BEGIN Information given

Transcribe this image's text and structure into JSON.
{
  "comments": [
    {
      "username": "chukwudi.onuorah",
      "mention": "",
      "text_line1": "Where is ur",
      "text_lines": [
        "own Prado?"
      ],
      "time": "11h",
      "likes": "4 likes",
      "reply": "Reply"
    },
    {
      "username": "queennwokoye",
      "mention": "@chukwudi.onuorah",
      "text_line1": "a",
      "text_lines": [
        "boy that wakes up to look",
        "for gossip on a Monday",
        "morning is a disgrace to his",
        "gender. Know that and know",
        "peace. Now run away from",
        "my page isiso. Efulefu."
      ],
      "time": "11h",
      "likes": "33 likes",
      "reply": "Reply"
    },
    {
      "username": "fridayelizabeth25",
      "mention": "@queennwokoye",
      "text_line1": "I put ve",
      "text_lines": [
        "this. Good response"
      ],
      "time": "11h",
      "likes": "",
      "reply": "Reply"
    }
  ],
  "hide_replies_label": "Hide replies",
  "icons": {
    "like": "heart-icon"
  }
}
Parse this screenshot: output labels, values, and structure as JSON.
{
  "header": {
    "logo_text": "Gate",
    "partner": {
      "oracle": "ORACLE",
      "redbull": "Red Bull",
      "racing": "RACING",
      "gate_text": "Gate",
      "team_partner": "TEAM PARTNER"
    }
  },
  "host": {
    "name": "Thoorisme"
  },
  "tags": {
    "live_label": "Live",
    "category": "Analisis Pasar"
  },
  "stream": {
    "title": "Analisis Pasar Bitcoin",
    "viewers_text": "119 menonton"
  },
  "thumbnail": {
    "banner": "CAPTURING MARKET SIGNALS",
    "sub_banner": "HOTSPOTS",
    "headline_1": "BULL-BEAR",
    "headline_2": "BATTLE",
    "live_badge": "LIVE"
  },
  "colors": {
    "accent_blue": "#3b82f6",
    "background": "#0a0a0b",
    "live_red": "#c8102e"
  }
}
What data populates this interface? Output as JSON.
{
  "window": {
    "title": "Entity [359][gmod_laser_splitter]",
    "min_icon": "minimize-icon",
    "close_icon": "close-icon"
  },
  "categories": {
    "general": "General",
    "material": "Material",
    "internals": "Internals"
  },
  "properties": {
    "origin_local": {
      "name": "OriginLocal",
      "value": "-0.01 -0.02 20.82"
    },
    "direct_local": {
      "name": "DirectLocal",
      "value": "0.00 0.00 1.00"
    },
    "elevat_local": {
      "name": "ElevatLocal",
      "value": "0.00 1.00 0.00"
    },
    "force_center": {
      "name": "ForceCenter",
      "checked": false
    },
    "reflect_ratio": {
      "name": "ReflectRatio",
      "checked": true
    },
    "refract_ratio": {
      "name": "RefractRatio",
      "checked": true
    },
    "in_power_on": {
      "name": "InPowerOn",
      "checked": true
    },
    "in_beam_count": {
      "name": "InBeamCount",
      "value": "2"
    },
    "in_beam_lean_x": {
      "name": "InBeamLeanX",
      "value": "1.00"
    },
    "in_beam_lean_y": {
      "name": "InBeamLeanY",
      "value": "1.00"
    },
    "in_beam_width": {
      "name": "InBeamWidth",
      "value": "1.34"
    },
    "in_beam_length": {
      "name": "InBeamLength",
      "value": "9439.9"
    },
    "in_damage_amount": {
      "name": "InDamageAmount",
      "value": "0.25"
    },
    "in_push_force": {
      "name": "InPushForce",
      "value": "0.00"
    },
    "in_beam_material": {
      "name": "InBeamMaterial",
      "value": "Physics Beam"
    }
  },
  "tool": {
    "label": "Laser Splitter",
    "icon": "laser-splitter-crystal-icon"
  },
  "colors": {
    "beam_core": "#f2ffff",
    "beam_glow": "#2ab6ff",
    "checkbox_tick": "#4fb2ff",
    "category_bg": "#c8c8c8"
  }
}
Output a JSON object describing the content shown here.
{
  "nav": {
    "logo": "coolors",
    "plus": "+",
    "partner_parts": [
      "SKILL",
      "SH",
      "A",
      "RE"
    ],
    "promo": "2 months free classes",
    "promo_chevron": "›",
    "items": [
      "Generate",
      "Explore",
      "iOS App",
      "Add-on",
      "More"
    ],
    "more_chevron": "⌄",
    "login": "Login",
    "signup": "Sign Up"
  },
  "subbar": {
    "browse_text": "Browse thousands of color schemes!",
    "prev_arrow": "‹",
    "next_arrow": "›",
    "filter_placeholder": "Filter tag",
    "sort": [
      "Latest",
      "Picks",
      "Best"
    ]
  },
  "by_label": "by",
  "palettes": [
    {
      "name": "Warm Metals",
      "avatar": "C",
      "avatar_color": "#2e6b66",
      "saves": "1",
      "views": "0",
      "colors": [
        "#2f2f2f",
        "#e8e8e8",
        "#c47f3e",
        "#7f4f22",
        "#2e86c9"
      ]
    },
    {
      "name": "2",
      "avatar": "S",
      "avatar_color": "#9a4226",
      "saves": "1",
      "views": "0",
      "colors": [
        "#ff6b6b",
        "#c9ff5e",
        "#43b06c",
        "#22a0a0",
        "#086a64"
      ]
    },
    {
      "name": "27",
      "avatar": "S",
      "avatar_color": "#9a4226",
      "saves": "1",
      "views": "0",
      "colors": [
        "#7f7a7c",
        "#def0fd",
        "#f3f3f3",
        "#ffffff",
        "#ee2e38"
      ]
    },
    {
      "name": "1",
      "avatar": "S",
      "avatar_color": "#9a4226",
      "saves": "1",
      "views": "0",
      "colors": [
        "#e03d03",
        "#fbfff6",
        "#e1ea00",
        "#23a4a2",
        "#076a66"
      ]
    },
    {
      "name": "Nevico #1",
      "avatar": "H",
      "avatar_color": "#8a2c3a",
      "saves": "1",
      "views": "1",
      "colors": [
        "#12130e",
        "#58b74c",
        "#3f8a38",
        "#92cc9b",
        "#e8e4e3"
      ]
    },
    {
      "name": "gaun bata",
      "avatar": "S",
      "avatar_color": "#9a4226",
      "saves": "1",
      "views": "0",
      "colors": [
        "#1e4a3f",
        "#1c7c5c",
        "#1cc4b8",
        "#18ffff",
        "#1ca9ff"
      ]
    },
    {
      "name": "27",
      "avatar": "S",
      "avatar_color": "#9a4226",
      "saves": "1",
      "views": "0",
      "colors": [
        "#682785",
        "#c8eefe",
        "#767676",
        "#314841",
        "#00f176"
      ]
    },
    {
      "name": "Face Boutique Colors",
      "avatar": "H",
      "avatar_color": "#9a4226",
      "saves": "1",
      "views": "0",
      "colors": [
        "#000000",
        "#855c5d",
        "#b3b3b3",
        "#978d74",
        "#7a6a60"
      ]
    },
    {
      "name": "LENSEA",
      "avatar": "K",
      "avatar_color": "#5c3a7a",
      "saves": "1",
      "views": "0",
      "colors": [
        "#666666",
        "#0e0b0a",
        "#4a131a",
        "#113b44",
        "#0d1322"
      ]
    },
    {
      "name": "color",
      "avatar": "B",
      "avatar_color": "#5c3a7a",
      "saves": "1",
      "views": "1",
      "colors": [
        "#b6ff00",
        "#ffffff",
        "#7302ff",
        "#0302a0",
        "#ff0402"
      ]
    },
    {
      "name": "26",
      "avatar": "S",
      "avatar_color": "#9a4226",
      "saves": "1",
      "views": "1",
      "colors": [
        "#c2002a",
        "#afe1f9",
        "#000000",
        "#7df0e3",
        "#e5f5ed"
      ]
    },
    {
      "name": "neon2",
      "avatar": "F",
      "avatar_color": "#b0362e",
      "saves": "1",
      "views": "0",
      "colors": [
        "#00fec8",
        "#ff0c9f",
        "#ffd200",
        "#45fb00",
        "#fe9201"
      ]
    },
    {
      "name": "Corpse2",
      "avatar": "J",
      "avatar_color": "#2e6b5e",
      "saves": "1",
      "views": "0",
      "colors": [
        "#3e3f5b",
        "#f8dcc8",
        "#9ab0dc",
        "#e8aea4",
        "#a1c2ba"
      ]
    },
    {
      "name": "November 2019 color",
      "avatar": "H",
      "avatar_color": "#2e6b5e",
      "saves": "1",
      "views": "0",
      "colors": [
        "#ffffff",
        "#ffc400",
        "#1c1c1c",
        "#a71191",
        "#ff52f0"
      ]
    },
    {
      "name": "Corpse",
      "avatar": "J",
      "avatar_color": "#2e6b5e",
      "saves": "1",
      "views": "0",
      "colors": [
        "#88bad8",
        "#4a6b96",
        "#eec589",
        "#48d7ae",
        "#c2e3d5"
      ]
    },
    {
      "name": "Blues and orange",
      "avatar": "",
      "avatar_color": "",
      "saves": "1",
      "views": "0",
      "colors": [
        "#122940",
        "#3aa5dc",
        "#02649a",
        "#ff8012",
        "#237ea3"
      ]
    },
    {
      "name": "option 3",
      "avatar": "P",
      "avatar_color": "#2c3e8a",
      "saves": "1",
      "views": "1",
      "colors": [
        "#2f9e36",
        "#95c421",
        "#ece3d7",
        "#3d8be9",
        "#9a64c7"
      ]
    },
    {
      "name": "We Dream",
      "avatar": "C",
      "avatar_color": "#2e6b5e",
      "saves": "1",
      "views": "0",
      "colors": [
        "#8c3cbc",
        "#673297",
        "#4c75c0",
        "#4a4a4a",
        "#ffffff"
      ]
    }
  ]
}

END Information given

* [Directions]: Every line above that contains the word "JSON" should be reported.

* [Response to the exercise]:
Transcribe this image's text and structure into JSON.
Parse this screenshot: output labels, values, and structure as JSON.
What data populates this interface? Output as JSON.
Output a JSON object describing the content shown here.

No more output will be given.